## Data

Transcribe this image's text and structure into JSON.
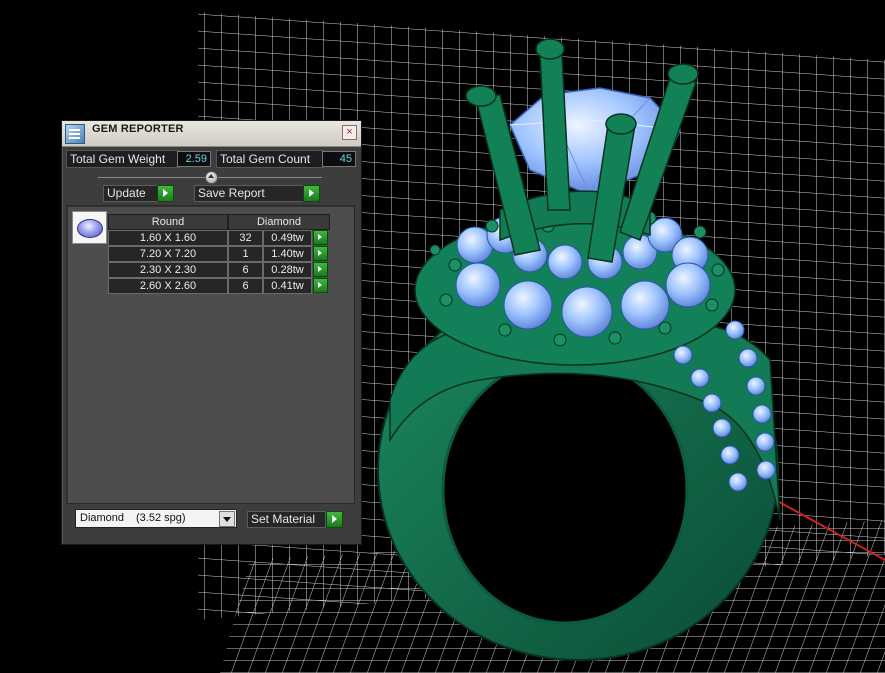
{
  "window": {
    "title": "GEM REPORTER",
    "icons": {
      "app": "gem-reporter-app-icon",
      "close": "close-icon"
    },
    "close_glyph": "×"
  },
  "summary": {
    "weight_label": "Total Gem Weight",
    "weight_value": "2.59",
    "count_label": "Total Gem Count",
    "count_value": "45"
  },
  "buttons": {
    "update": "Update",
    "save_report": "Save Report",
    "set_material": "Set Material"
  },
  "table": {
    "headers": [
      "Round",
      "Diamond"
    ],
    "rows": [
      {
        "size": "1.60 X 1.60",
        "count": "32",
        "weight": "0.49tw"
      },
      {
        "size": "7.20 X 7.20",
        "count": "1",
        "weight": "1.40tw"
      },
      {
        "size": "2.30 X 2.30",
        "count": "6",
        "weight": "0.28tw"
      },
      {
        "size": "2.60 X 2.60",
        "count": "6",
        "weight": "0.41tw"
      }
    ]
  },
  "material": {
    "selected_name": "Diamond",
    "selected_spg": "(3.52 spg)"
  },
  "colors": {
    "metal_green": "#0f6b4a",
    "gem_blue": "#9fc4ff",
    "grid": "#d0d0d0",
    "value_text": "#6ecfe8",
    "accent_go": "#2ea82e"
  }
}
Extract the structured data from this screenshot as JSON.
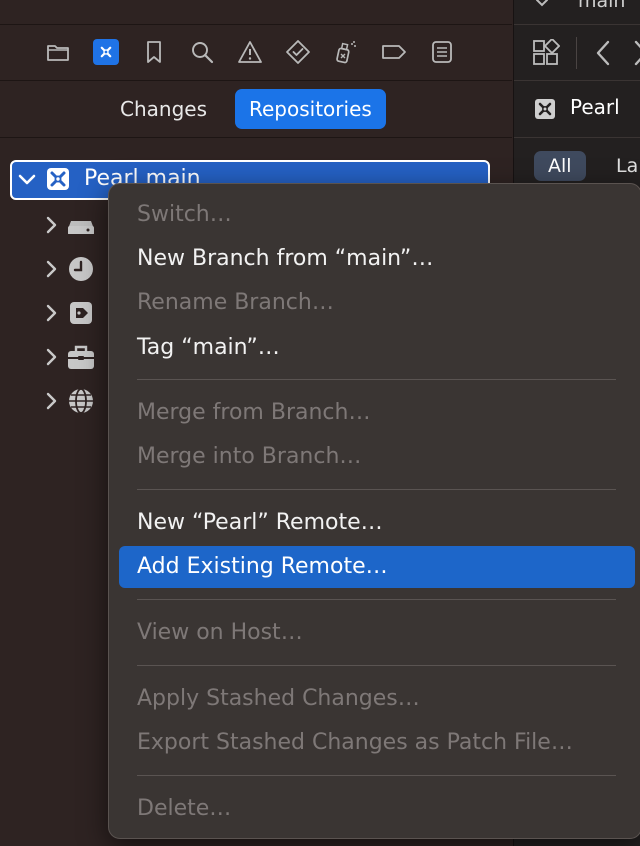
{
  "navigator": {
    "toolbar_icons": [
      "folder-icon",
      "source-control-icon",
      "bookmark-icon",
      "search-icon",
      "warning-icon",
      "test-diamond-icon",
      "debug-spray-icon",
      "breakpoint-tag-icon",
      "report-list-icon"
    ],
    "tabs": [
      {
        "label": "Changes",
        "selected": false
      },
      {
        "label": "Repositories",
        "selected": true
      }
    ],
    "tree": {
      "root_label": "Pearl main",
      "children_icons": [
        "branches-drive-icon",
        "clock-icon",
        "tag-icon",
        "stash-box-icon",
        "remotes-globe-icon"
      ]
    }
  },
  "editor": {
    "top_title": "main",
    "tab_label": "Pearl",
    "filters": [
      "All",
      "La"
    ]
  },
  "context_menu": {
    "items": [
      {
        "label": "Switch…",
        "enabled": false,
        "highlighted": false
      },
      {
        "label": "New Branch from “main”…",
        "enabled": true,
        "highlighted": false
      },
      {
        "label": "Rename Branch…",
        "enabled": false,
        "highlighted": false
      },
      {
        "label": "Tag “main”…",
        "enabled": true,
        "highlighted": false
      },
      {
        "label": "Merge from Branch…",
        "enabled": false,
        "highlighted": false
      },
      {
        "label": "Merge into Branch…",
        "enabled": false,
        "highlighted": false
      },
      {
        "label": "New “Pearl” Remote…",
        "enabled": true,
        "highlighted": false
      },
      {
        "label": "Add Existing Remote…",
        "enabled": true,
        "highlighted": true
      },
      {
        "label": "View on Host…",
        "enabled": false,
        "highlighted": false
      },
      {
        "label": "Apply Stashed Changes…",
        "enabled": false,
        "highlighted": false
      },
      {
        "label": "Export Stashed Changes as Patch File…",
        "enabled": false,
        "highlighted": false
      },
      {
        "label": "Delete…",
        "enabled": false,
        "highlighted": false
      }
    ]
  },
  "colors": {
    "accent": "#1b74e8",
    "menu_highlight": "#1d66c9",
    "background": "#2e2322"
  }
}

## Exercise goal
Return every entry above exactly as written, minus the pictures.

## Output below
Transcribe this image's text and structure into JSON.
{
  "window": {
    "title": "GEM REPORTER",
    "icons": {
      "app": "gem-reporter-app-icon",
      "close": "close-icon"
    },
    "close_glyph": "×"
  },
  "summary": {
    "weight_label": "Total Gem Weight",
    "weight_value": "2.59",
    "count_label": "Total Gem Count",
    "count_value": "45"
  },
  "buttons": {
    "update": "Update",
    "save_report": "Save Report",
    "set_material": "Set Material"
  },
  "table": {
    "headers": [
      "Round",
      "Diamond"
    ],
    "rows": [
      {
        "size": "1.60 X 1.60",
        "count": "32",
        "weight": "0.49tw"
      },
      {
        "size": "7.20 X 7.20",
        "count": "1",
        "weight": "1.40tw"
      },
      {
        "size": "2.30 X 2.30",
        "count": "6",
        "weight": "0.28tw"
      },
      {
        "size": "2.60 X 2.60",
        "count": "6",
        "weight": "0.41tw"
      }
    ]
  },
  "material": {
    "selected_name": "Diamond",
    "selected_spg": "(3.52 spg)"
  },
  "colors": {
    "metal_green": "#0f6b4a",
    "gem_blue": "#9fc4ff",
    "grid": "#d0d0d0",
    "value_text": "#6ecfe8",
    "accent_go": "#2ea82e"
  }
}
Extract the structured data from this screenshot as JSON.
{
  "navigator": {
    "toolbar_icons": [
      "folder-icon",
      "source-control-icon",
      "bookmark-icon",
      "search-icon",
      "warning-icon",
      "test-diamond-icon",
      "debug-spray-icon",
      "breakpoint-tag-icon",
      "report-list-icon"
    ],
    "tabs": [
      {
        "label": "Changes",
        "selected": false
      },
      {
        "label": "Repositories",
        "selected": true
      }
    ],
    "tree": {
      "root_label": "Pearl main",
      "children_icons": [
        "branches-drive-icon",
        "clock-icon",
        "tag-icon",
        "stash-box-icon",
        "remotes-globe-icon"
      ]
    }
  },
  "editor": {
    "top_title": "main",
    "tab_label": "Pearl",
    "filters": [
      "All",
      "La"
    ]
  },
  "context_menu": {
    "items": [
      {
        "label": "Switch…",
        "enabled": false,
        "highlighted": false
      },
      {
        "label": "New Branch from “main”…",
        "enabled": true,
        "highlighted": false
      },
      {
        "label": "Rename Branch…",
        "enabled": false,
        "highlighted": false
      },
      {
        "label": "Tag “main”…",
        "enabled": true,
        "highlighted": false
      },
      {
        "label": "Merge from Branch…",
        "enabled": false,
        "highlighted": false
      },
      {
        "label": "Merge into Branch…",
        "enabled": false,
        "highlighted": false
      },
      {
        "label": "New “Pearl” Remote…",
        "enabled": true,
        "highlighted": false
      },
      {
        "label": "Add Existing Remote…",
        "enabled": true,
        "highlighted": true
      },
      {
        "label": "View on Host…",
        "enabled": false,
        "highlighted": false
      },
      {
        "label": "Apply Stashed Changes…",
        "enabled": false,
        "highlighted": false
      },
      {
        "label": "Export Stashed Changes as Patch File…",
        "enabled": false,
        "highlighted": false
      },
      {
        "label": "Delete…",
        "enabled": false,
        "highlighted": false
      }
    ]
  },
  "colors": {
    "accent": "#1b74e8",
    "menu_highlight": "#1d66c9",
    "background": "#2e2322"
  }
}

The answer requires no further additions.